Fauchon Levy

Monique Fauchon highlights how same-sex marriage proposals in Britain and France shine a spotlight on the need for consistency across different jurisdictions’ legal systems

The issue of same-sex marriage has been fiercely debated in the British Parliament and French National Assembly recently, resulting in a proposal to legalise same-sex marriage being passed in both countries. As the proposals begin their long journeys on to the statute books, they have shone a spotlight on couples’ rights on both sides of the channel and the surprising differences that exist between the two systems. These differences often cause issues for couples whose relationships cross borders, so any legislation introduced does not occur in a vacuum. Given that the global village is continually shrinking and marriages, civil partnerships, cohabiting relationships and personal arrangements (for example, property ownership and other shared assets in a relationship) increasingly cross borders, any change in domestic law is only one piece of the jigsaw. There is a compelling argument that, as the global village becomes the norm in today’s world, a singular system should govern family law in order to reflect this.

Max Lewis looks at the lessons to be learnt from Evans v Evans on managing expectations, contributions and add-back argument

Moylan J’s judgment in Evans v Evans [2013] breaks little new ground, but extends into a number of areas that practitioners will regularly encounter, serving as a useful example of four particular issues:

Kirstie Law outlines the background in Prest v Prest and the issues before the recent appeal in the Supreme Court

Family lawyers are awaiting with interest the decision of the Supreme Court in Prest v Prest, following the hearing on the 5 and 6 March – made all the more interesting by the live televising of the hearing.
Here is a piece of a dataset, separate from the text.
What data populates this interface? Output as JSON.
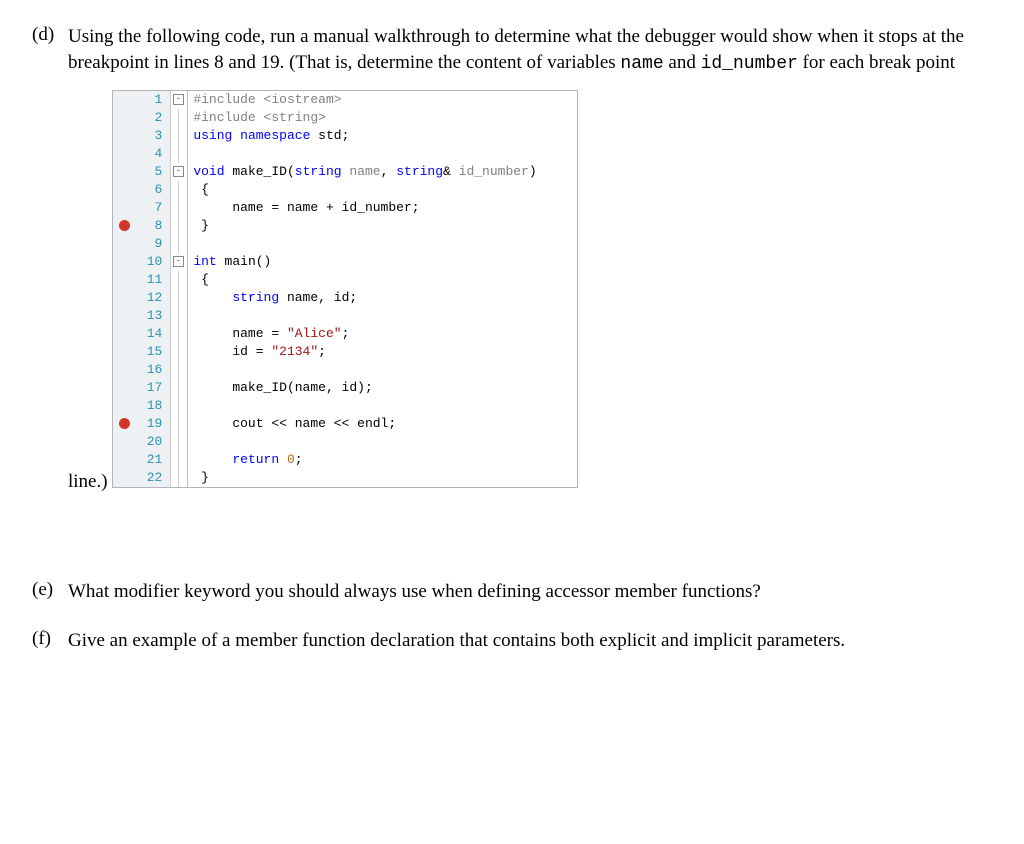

This article summarises the earlier decisions in Prest [2011] and [2012], the relevant case law and the wife’s submissions to the Supreme Court.

Helen Cort examines the nature of without prejudice communications, competing public interests and privilege in ADR

Family lawyers will be familiar with without prejudice communications, but how often is a query raised as to whether such communications should properly attract privilege? With the withdrawal of public funding from most private family law matters from April 2013 and the government’s push for parties to engage in forms of alternative dispute resolution (ADR) as opposed to court-based litigation, it is becoming increasingly important for practitioners to fully comprehend the application of privilege in processes outside of traditional solicitor-led negotiation.

Rachel Cook sets out the radical changes in progress to improve adoption rates

At the end of January 2013, the government published its latest radical proposals for adoption reform. The Department for Education paper is entitled ‘Further Action on Adoption: Finding More Loving Homes’ and is aimed at tackling the national crisis in finding and recruiting prospective adopters.

Anna Hunter assesses the courts’ approach to problematic contact and potential enforcement options

When giving judgment in Re G (children) [2006], Baroness Hale said:

Jo Hall details best practice and recent case law on freezing order applications

An application for a without notice freezing order is a remedy of last resort to be most carefully applied. Practitioners should be wary of the potential consequences of non-compliance with requirements set out both in statute and case law. The law in this area is well-established in a legal landscape where third-party interests, offshore trusts and international assets are not uncommon issues in family cases.